What you need to do » Using the data below, show every line where the word "Options" occurs.

App and web page records
· · ·
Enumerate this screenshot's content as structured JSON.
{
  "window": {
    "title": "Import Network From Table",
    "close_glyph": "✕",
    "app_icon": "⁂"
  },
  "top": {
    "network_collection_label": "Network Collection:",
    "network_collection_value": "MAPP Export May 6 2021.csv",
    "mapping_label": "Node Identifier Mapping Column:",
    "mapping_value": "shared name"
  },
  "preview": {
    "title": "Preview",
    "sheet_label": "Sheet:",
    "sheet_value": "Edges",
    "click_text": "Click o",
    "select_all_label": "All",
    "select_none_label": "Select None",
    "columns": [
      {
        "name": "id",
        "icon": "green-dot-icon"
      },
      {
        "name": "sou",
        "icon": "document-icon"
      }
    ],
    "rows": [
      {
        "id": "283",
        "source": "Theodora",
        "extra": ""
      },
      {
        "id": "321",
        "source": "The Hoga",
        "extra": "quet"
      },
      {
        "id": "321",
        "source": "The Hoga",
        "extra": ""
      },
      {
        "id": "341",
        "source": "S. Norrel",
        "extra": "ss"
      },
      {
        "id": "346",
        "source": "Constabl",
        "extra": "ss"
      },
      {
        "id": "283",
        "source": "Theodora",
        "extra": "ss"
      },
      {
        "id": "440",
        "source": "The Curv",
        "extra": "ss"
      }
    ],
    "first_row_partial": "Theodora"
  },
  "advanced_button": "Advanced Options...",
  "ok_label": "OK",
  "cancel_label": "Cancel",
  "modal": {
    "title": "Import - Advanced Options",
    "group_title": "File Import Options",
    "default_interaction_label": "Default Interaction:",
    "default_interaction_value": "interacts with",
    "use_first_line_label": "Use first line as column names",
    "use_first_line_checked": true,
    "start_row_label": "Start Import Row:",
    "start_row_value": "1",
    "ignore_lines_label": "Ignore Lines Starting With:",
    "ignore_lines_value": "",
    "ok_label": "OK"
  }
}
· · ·
Result of the task »
  "advanced_button": "Advanced Options...",
    "title": "Import - Advanced Options",
    "group_title": "File Import Options",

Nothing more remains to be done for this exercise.